In response to the fires, BirdLife Australia is calling us all to help - and King Island is an impor
Millions of birds will have died and are still dying as a result of the catastrophic bush fires across Australia this season. Some species may even be extinct already.
Those who have survived will be struggling to find food and shelter with many moving elsewhere looking for it.
It is going to be hard to identify just what the situation is for many of our unique bird species and to know how best we can help them survive into the future.
BirdLife Australia is at the leading edge of this work, and they are calling for our help.
King Island may seem a long way away from the fire ravaged mainland, but it is also an important stopping point for many birds and, being cooler, may well be visited or even colonised by mainland species we seldom see here.
Their Birds in Backyards program is asking people to watch and monitor the birds in their gardens and let BirdLife know through the Birds in Backyard surveys - see this letter from Holly Parsons, Manager of Birds in Backyards.
The BirdLife Atlas of Australian birds is also calling us all to help monitor bird movements.. See this letter from James O'Conner, Head of Research at BirdLife.
We really can ALL help with this. There are details in both of these letters about how to do this. Holly will be running a free webinar - see her letter - next week to discuss more details or answer questions.
You don't necessarily need to be expert bird watchers, but just keen your eyes and ears open for birds you haven't seen or heard before.
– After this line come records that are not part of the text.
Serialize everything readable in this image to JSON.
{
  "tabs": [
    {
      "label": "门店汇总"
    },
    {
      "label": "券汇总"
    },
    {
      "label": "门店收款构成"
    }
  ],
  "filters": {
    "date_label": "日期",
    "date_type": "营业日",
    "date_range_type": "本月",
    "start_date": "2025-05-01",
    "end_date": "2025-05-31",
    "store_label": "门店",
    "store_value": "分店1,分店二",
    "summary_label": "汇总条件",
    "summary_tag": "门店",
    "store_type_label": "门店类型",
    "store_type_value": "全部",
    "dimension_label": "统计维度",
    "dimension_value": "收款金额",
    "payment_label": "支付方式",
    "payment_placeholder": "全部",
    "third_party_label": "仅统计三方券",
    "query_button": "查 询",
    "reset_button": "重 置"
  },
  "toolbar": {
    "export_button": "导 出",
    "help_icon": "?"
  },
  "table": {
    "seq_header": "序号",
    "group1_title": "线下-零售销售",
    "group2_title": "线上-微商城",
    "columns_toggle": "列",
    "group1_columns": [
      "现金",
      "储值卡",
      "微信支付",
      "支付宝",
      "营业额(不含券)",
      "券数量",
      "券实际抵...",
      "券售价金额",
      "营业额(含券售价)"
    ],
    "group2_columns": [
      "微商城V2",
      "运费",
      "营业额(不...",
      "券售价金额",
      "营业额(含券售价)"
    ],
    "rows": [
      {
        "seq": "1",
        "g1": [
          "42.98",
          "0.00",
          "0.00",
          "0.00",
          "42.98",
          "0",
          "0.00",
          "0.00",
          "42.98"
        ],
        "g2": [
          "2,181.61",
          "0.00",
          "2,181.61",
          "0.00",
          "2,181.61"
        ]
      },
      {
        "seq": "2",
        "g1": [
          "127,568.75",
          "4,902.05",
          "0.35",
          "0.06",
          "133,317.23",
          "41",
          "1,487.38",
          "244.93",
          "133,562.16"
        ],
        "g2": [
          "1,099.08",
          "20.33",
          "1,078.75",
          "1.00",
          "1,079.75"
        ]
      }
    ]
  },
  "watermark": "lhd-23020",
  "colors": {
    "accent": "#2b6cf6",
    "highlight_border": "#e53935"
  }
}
If you are unsure of what you are seeing, Birds in Backyards website has an identification tool that may help, or you are welcome to give me a call 0417487263.